How can you help a student become an independent learner?
1. Sequencing Instruction: Finding intriguing ways to sequence information is one method for promoting students' sense of discovery. 2. Recovery from Mistakes: Learning from past errors also provides capacity for continued student learning. By encouraging students to learn from failure, I attempt to ratchet up students curiosity for process solutions. Reinforcement of practices of revisiting and revising will concentrate the mind if done without judgment. Another example of recovery from mistake making is through teaching students how to improve their writing by having them revise papers they've already written. Students who experiment with new sentence patterns and advanced grammatical structures, not from a textbook but from their own previous essays, are learning from application. For improved expression, this is far more motivating and worthwhile than going back to a less personal source. 3. Setting Goals I also have had success by incorporating purposeful goals in my instruction. If students can be motivated into exploration and discovery in any subject, they will set certain goals for themselves in the classroom. Encouraging such goal setting, cultivates their focus even further. By testing and analyzing unique ideas, tutoring can grow students' attention capacity and show them the value of and methods for thinking independently. Only through strategy and design can the tutoring session become a laboratory of focus and attention.
How would you help a student stay motivated?
I strive to play a key role in motivating my students. Through one-on-one instructional approach, I can encourage my students to become self-motivated independent learners by giving consistent, frequent positive feedback that supports students.
If a student has difficulty learning a skill or concept, what would you do?
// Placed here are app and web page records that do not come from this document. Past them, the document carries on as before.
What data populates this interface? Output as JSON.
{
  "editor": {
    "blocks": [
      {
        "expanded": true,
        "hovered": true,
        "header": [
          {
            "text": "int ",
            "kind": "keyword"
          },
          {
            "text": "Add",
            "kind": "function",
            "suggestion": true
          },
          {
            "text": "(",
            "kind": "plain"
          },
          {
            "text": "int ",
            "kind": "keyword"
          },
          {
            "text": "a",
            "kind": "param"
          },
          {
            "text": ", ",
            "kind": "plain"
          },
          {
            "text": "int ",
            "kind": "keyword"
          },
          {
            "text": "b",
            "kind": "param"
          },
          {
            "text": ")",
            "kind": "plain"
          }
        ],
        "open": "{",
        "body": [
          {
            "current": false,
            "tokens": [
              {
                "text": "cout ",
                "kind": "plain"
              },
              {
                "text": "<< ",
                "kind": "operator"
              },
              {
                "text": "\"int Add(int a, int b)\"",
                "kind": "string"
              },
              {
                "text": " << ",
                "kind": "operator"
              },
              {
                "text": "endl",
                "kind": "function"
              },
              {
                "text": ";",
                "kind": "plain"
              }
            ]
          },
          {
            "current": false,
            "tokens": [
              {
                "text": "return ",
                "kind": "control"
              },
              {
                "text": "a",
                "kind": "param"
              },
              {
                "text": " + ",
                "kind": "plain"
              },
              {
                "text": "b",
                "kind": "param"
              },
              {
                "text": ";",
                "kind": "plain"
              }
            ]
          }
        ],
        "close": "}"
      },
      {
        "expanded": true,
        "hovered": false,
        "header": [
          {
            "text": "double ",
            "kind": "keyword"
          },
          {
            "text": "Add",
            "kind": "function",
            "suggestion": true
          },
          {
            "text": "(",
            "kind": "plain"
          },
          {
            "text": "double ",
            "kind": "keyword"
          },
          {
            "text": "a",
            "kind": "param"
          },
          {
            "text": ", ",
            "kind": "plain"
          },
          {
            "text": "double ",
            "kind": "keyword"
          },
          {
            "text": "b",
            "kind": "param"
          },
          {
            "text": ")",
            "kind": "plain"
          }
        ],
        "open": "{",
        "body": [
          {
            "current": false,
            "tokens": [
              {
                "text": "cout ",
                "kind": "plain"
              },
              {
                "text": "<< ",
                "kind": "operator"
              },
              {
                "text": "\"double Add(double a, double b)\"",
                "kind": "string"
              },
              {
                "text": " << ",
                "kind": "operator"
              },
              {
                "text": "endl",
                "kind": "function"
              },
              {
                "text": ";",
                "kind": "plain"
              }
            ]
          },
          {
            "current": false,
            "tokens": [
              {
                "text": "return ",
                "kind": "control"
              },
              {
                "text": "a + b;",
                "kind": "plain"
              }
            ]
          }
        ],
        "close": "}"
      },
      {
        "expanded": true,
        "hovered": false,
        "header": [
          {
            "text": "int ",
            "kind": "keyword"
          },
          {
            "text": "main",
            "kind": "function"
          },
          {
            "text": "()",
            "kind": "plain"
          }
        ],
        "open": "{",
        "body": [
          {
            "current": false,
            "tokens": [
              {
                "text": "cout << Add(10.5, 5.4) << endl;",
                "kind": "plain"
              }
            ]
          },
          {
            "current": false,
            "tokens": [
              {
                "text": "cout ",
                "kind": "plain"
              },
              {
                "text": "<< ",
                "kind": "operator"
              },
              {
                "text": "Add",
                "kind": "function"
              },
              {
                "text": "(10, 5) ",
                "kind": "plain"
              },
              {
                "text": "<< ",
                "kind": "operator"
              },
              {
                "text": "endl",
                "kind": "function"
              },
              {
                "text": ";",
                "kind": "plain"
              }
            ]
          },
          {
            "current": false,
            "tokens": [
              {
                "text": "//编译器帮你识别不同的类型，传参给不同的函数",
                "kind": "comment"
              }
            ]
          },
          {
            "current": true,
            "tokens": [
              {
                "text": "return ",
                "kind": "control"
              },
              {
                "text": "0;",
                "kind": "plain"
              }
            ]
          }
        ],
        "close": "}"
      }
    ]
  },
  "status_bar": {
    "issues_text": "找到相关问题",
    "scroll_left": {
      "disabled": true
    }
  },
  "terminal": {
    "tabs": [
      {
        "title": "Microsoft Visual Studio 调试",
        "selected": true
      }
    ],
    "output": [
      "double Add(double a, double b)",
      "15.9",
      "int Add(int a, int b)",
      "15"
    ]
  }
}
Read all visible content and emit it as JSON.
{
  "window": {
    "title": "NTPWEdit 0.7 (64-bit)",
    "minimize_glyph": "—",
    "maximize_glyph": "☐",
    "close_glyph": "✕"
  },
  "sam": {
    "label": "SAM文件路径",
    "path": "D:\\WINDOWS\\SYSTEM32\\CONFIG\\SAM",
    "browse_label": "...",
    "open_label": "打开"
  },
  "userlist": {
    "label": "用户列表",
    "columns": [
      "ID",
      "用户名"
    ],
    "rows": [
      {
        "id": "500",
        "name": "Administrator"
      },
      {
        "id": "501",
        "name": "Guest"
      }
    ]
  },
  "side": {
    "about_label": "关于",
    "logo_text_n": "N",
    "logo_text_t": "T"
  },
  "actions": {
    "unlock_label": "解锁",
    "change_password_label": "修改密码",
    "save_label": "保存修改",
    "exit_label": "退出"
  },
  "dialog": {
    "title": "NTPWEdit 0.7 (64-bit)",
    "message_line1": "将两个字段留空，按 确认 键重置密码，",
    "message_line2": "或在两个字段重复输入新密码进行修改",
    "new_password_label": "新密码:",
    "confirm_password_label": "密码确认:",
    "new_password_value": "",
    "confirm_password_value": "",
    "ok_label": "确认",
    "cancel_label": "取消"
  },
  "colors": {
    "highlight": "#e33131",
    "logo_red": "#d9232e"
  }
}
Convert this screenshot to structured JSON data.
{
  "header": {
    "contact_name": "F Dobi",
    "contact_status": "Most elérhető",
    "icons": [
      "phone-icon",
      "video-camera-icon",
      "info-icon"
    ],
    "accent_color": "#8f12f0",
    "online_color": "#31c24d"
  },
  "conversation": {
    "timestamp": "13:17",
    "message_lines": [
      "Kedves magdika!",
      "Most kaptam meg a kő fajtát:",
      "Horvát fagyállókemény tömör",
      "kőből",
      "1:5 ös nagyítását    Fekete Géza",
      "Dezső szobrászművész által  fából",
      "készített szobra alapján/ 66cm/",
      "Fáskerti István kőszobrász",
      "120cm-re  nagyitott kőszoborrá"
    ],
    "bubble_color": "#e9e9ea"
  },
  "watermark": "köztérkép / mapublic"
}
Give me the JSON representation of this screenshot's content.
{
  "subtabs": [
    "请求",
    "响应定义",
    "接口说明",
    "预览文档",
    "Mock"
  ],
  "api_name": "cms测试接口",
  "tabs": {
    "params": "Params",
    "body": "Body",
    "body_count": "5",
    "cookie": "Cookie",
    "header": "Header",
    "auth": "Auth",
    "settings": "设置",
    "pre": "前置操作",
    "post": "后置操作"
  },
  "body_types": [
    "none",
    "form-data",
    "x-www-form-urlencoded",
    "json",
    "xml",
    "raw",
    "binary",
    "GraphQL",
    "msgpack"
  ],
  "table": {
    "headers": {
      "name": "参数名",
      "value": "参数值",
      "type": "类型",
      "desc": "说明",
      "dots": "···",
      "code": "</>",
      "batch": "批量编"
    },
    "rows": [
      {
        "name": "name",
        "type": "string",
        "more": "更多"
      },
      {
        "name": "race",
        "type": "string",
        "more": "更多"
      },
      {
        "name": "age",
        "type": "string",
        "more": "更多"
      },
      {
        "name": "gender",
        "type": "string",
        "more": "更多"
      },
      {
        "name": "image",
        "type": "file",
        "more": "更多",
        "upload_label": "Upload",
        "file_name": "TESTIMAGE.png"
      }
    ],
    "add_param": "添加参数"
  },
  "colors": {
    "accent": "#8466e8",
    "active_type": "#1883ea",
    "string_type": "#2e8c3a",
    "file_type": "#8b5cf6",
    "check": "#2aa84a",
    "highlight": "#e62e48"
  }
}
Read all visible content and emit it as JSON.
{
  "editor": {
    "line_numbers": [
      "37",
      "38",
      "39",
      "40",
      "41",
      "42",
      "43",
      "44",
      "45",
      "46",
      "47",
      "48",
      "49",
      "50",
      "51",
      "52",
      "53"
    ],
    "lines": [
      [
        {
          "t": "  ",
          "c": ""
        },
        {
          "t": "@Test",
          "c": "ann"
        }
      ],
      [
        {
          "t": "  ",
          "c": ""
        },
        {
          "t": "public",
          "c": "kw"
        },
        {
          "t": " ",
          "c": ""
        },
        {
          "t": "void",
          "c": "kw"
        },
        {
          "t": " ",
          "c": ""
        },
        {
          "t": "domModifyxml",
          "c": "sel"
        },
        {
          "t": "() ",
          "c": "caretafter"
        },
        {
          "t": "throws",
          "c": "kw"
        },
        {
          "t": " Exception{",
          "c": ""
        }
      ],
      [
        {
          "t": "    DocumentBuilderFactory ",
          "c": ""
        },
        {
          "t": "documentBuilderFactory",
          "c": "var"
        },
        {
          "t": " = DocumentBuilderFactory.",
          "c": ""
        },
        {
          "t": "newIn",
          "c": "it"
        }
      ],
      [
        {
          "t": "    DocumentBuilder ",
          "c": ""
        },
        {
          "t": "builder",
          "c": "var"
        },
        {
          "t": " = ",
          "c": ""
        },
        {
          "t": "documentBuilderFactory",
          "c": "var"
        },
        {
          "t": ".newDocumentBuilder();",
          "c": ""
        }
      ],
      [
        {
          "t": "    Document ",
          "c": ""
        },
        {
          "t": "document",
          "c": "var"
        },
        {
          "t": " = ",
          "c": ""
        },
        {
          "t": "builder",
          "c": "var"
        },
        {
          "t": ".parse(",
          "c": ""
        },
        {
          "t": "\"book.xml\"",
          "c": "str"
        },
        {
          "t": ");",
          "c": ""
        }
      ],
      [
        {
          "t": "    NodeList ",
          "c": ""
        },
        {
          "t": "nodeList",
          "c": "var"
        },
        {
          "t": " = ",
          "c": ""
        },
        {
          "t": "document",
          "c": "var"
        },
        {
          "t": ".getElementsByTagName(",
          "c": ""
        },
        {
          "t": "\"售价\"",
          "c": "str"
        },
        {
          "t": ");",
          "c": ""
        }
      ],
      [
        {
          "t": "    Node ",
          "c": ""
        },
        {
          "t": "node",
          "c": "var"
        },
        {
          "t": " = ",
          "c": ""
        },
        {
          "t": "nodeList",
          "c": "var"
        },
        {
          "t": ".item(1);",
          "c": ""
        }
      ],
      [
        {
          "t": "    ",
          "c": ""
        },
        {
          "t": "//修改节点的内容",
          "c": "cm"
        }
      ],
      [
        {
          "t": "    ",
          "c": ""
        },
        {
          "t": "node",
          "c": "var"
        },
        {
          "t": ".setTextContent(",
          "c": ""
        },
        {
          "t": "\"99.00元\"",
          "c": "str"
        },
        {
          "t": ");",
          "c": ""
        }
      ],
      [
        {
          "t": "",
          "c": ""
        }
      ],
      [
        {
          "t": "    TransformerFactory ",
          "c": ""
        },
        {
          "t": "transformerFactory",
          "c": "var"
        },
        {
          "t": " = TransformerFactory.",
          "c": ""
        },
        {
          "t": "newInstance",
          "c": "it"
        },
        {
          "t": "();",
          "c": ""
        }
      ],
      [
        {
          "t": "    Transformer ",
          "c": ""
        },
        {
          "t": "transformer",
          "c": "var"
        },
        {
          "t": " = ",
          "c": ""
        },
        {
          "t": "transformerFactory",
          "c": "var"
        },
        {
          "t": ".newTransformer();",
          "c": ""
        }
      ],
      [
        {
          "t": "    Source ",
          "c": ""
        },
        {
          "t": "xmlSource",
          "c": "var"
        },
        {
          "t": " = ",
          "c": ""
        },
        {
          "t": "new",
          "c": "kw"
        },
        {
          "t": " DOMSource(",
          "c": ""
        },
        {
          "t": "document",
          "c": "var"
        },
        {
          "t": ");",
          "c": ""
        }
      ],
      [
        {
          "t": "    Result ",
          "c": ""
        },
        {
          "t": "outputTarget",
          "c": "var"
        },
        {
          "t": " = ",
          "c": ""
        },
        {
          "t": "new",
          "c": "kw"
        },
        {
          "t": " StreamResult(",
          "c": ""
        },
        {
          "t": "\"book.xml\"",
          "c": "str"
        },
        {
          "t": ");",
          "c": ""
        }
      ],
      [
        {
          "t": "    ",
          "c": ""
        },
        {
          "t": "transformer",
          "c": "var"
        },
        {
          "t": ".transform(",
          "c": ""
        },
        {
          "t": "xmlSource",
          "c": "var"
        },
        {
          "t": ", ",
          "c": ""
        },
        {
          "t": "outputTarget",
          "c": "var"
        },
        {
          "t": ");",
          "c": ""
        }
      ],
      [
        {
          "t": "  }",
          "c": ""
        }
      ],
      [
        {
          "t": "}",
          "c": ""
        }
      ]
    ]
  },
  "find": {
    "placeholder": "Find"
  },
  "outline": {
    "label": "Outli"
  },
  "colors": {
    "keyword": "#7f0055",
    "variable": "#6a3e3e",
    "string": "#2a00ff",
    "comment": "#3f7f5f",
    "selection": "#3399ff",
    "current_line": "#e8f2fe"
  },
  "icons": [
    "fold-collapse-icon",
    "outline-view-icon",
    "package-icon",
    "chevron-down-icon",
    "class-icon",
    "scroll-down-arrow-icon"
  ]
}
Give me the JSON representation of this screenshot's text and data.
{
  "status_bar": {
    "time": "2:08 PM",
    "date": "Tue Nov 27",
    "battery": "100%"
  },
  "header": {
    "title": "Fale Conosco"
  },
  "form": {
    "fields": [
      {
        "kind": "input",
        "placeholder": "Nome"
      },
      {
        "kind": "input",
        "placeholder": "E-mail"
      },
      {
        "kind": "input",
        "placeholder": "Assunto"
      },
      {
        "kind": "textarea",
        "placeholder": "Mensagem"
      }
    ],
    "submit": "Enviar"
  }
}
Children with learning difficulties or disabilities can, and do, succeed. The important thing to remember is that most kids with learning difficulties are just as smart as everyone else. They just need to be taught in ways that are tailored to their unique learning styles. This is why I seek the input of both the parent and student to understand the child.